Your goal: Please return every line below that contains the string "crop".

Records shown:
BEGIN

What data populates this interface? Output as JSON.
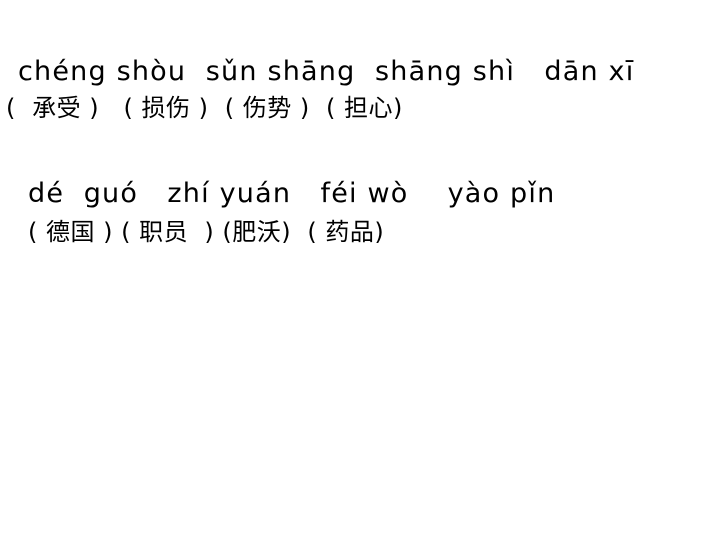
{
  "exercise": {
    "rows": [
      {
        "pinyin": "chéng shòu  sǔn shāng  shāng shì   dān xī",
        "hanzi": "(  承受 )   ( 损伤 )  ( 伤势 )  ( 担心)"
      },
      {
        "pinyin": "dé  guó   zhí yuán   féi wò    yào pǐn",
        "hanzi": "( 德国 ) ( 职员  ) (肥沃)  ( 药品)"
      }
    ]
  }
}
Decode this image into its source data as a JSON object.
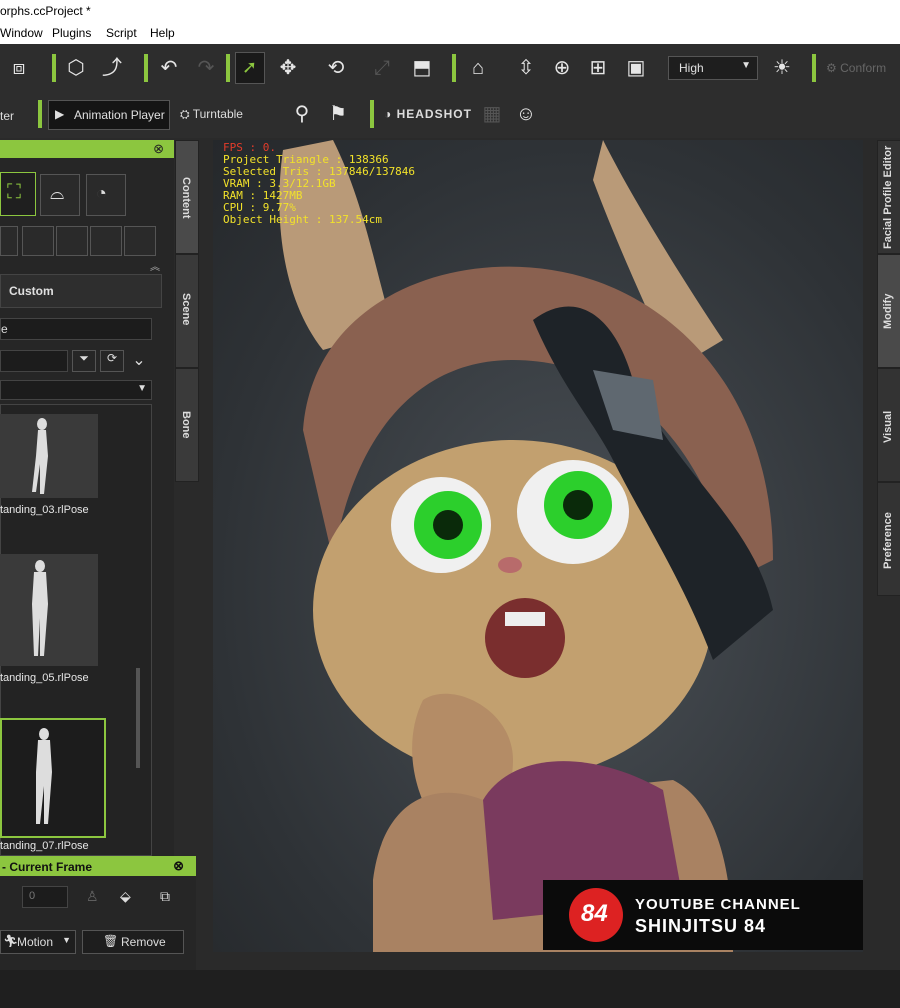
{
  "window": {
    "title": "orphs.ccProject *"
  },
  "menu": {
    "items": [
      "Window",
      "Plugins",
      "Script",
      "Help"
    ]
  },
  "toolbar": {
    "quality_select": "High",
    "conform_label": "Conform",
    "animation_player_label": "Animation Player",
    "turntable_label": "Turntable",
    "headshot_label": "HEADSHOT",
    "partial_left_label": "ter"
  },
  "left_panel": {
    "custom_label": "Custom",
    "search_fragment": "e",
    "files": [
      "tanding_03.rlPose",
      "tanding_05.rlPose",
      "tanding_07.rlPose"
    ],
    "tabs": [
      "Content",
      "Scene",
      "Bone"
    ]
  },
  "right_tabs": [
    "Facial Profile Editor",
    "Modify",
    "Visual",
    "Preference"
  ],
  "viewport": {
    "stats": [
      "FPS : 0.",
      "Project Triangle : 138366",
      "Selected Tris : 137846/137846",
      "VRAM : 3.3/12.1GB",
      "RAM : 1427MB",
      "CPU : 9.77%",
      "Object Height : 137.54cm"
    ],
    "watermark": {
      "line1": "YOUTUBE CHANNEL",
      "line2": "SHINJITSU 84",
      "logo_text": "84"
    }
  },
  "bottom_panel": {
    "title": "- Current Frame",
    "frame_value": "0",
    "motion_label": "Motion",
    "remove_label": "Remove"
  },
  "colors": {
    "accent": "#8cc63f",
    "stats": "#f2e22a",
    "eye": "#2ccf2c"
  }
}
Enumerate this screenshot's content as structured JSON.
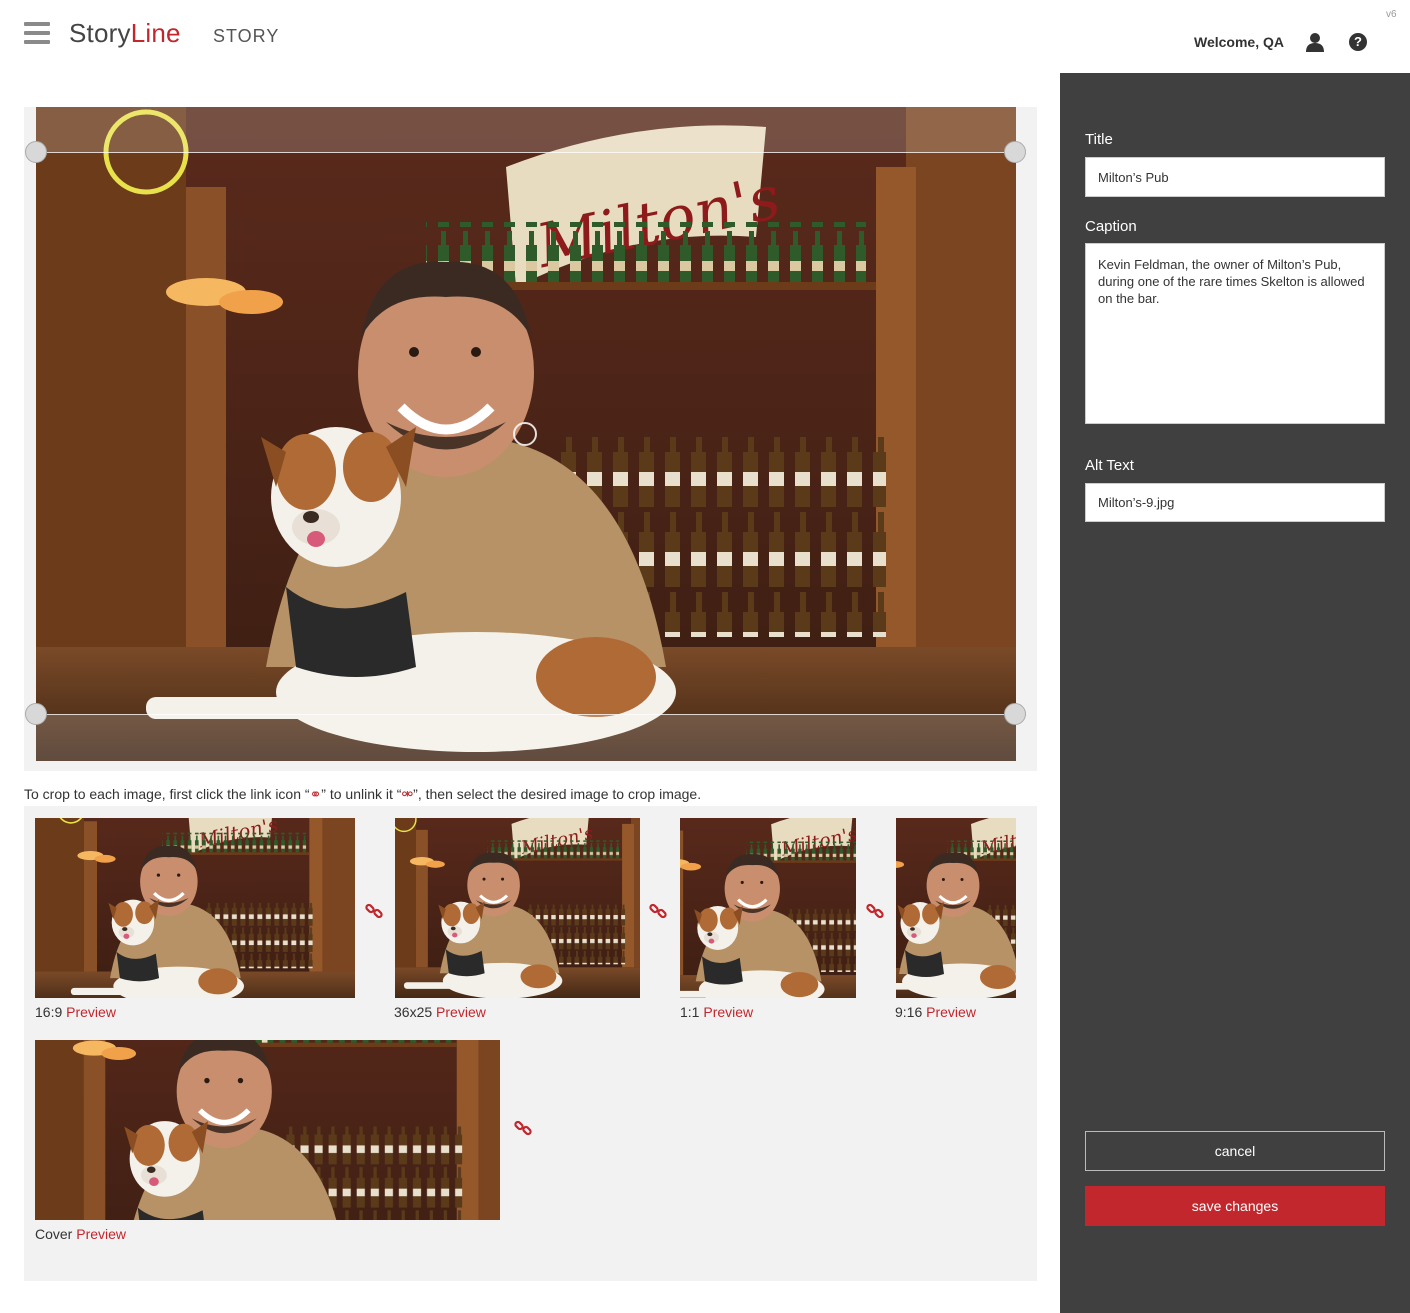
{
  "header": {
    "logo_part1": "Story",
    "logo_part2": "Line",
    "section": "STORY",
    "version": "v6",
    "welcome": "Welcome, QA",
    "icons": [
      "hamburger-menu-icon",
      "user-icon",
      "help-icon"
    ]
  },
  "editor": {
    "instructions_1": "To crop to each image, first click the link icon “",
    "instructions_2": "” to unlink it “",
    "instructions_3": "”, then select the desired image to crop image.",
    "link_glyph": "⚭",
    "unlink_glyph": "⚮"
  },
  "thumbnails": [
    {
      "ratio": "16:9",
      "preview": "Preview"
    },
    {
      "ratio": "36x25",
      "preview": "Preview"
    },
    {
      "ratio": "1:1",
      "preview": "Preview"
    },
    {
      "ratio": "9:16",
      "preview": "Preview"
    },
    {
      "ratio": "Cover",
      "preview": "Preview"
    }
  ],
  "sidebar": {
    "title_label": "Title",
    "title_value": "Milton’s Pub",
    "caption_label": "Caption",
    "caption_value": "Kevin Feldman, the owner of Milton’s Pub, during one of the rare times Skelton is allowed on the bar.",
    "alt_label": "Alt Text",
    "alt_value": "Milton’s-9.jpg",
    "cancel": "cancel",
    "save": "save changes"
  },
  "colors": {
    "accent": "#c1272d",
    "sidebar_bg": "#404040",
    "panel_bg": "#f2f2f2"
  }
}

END

Result:
    "instructions_1": "To crop to each image, first click the link icon “",
    "instructions_3": "”, then select the desired image to crop image.",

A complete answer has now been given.